The Ascent’s recent research into the financial habits of Americans revealed that on average we spend less than two minutes per day on money management. In comparison, other surveys have showed that Americans spend about six hours weekly on house-cleaning tasks.
Although you don’t want to let your house go, it’s clear that a great number of Americans are letting their finances go and are not doing the minimum necessary to ensure smart money management.
In fact, the same study by The Ascent showed that around 70% of Americans are not confident that they could miss more than three paychecks without having trouble meeting essential payment obligations — despite the fact that financial experts recommend an emergency fund that can cover at least three to six months of living expenses. And, even more worrisome: Close to half of Americans don’t know how much they should be spending versus saving for the future.
If you have no emergency fund and don’t have a plan for spending and saving, your financial life needs a spring clean ASAP. And you should definitely be devoting more than two minutes a day to money management tasks.
How to spend more time managing your money effectively
If you’re spending little to no time daily managing your money, there are a few tasks you should add to your to-do list. These include:
- Making a budget if you don’t already have one: This will take a few hours the first time you do it, as you need to figure out what your sources of income are and what you want to spend your cash on.
- Tracking spending: You should track spending before you make your budget to understand where your money is going. And once you’ve made your budget, you need to keep track to ensure you’re sticking to it. Devote around five to 10 minutes a day to listing everything you spent money on and making sure you haven’t gone over budget in any areas.
- Checking your credit card and bank balance: This will help you to identify any fraudulent charges; see what you’ve spent; and ensure you have the money to pay off your credit cards in full.
- Setting financial goals — and tracking your progress: It makes sense to set both long-term and short-term goals for yourself, and to check in at least once a month to see if you’re achieving them. This can include building an emergency fund, or saving for retirement, a house, or other big purchase you can’t afford to pay for all at once.
- Checking your credit score: You should do this at least a few times a year to make sure your credit report and score show that you are a responsible borrower. If your score is low and you’re working on improving it, checking your score even more often can make sense.
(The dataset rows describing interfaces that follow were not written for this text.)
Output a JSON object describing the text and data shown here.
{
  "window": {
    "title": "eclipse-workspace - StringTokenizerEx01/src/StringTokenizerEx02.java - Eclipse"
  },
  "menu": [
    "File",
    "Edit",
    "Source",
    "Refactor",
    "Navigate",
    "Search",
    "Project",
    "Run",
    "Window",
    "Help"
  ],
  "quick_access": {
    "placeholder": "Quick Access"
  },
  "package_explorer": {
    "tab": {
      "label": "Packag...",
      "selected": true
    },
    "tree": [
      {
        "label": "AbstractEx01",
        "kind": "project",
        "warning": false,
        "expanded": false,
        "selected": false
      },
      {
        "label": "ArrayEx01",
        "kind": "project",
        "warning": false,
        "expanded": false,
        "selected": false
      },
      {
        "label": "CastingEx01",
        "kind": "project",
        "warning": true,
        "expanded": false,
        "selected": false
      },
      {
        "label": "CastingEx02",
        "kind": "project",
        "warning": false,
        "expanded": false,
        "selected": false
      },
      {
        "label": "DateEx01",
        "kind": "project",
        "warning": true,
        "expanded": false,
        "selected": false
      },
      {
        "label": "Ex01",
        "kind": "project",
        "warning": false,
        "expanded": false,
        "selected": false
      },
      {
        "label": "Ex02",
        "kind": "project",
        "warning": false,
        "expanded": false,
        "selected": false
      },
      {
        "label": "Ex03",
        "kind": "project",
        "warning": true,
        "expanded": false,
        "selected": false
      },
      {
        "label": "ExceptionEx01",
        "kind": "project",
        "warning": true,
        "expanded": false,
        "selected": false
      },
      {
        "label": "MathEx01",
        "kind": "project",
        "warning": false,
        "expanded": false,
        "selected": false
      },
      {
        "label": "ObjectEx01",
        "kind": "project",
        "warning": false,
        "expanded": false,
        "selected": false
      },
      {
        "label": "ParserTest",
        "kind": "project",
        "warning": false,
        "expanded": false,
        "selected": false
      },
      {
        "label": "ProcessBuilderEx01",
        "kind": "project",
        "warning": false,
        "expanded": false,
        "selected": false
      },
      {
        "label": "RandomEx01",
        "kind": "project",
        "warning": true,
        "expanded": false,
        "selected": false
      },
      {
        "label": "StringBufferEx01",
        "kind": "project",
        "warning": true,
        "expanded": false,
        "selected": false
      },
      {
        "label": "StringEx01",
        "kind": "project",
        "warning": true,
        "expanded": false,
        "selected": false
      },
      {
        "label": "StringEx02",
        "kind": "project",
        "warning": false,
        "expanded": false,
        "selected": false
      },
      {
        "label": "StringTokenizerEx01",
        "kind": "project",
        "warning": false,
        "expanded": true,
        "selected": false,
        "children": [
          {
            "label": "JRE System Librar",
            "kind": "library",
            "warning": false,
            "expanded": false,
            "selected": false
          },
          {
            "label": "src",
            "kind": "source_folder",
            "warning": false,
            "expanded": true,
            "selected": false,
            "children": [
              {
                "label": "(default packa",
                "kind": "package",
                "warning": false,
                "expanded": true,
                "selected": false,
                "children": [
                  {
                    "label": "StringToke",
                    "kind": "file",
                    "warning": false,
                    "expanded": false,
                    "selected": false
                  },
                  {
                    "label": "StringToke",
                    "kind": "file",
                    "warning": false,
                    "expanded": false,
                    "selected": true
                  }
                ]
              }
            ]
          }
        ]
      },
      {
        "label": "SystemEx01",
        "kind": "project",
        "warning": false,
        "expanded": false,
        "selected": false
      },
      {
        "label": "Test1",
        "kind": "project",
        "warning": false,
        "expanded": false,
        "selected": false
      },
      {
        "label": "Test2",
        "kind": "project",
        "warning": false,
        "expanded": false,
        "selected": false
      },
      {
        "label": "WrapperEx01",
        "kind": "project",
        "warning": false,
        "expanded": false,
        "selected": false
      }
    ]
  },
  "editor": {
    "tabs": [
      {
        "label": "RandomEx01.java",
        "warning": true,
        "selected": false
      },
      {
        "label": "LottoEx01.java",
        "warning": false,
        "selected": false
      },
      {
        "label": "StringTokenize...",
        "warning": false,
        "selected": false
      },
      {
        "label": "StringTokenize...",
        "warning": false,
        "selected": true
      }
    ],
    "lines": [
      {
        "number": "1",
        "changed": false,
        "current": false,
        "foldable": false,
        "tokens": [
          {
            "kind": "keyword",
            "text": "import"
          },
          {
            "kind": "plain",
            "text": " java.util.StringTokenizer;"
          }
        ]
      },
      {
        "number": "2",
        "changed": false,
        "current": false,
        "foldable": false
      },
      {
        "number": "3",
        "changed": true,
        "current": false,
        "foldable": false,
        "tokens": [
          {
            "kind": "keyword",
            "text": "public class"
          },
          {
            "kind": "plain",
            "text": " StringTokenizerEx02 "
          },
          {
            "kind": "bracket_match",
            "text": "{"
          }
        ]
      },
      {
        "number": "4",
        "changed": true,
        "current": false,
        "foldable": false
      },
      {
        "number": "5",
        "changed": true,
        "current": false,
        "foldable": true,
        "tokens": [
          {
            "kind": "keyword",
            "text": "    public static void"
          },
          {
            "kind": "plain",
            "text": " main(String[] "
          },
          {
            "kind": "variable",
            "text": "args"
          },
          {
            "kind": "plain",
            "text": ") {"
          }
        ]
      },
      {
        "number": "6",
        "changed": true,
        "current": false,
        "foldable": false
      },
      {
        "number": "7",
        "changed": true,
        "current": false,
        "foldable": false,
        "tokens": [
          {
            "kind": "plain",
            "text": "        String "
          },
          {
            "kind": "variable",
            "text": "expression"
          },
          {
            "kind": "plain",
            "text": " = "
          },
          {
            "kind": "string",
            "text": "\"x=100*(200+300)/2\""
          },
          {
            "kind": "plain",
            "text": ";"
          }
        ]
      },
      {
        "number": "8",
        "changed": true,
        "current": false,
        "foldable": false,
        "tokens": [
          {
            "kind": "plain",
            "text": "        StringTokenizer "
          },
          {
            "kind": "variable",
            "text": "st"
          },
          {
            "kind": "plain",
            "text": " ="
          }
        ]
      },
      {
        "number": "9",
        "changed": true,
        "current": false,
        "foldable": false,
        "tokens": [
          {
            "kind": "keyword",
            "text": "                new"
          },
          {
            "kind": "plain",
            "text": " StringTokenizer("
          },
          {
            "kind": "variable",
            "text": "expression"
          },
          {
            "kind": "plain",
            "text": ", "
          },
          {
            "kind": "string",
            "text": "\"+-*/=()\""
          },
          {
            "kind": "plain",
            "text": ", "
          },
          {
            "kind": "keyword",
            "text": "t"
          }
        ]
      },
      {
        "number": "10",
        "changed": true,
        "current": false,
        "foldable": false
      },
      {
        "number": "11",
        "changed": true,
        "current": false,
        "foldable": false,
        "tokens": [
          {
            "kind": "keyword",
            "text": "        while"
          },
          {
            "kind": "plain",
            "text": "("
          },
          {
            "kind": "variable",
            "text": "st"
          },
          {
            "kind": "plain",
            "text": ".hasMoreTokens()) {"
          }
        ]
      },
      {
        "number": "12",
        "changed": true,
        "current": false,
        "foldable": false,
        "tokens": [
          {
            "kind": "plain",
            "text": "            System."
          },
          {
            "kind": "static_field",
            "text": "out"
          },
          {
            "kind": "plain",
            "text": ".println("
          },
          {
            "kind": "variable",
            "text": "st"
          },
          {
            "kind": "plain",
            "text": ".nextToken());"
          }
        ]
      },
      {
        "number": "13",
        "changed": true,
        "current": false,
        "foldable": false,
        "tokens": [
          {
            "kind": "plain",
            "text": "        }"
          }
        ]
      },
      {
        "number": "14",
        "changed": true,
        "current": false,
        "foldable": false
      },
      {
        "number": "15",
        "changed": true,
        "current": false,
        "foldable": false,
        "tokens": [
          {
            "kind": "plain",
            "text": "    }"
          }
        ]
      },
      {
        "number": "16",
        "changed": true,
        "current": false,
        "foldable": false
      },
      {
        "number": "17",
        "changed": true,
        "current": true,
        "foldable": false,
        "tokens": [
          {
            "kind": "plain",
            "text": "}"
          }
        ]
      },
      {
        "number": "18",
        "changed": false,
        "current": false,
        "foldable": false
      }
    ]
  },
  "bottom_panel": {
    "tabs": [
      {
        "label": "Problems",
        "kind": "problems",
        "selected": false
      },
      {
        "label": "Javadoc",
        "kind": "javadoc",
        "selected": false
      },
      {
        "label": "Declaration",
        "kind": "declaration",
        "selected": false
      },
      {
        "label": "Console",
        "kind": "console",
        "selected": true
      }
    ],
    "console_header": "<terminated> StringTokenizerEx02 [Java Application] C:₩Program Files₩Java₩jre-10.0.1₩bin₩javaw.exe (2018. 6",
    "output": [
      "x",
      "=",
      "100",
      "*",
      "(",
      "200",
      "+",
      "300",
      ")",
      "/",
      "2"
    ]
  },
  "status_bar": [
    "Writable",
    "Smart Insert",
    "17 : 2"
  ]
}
If you’re in debt, you should also work out a payoff plan and regularly track your progress toward repaying what you owe.
Some of these tasks are things you should do every day, like tracking spending and checking your card and bank balance. You can do others once a month, like checking your credit score and tracking your progress towards financial goals. While they don’t have to take a lot of time, each of them is just as important as having a clean house, and getting them done deserves more than just two minutes a day.
Take the time to clean up your financial life
Although you may not need to give money management the same six hours you might put into cleaning your house each week, it is important to devote more than just an hour or so a month to keeping your financial house in order. In the long run, making the effort to tidy up your finances and accomplish tasks such as saving an emergency fund will have a far bigger impact than keeping your house spick and span.
View more information: https://www.fool.com/the-ascent/banks/articles/americans-spend-25-times-more-time-cleaning-house-than-managing-money/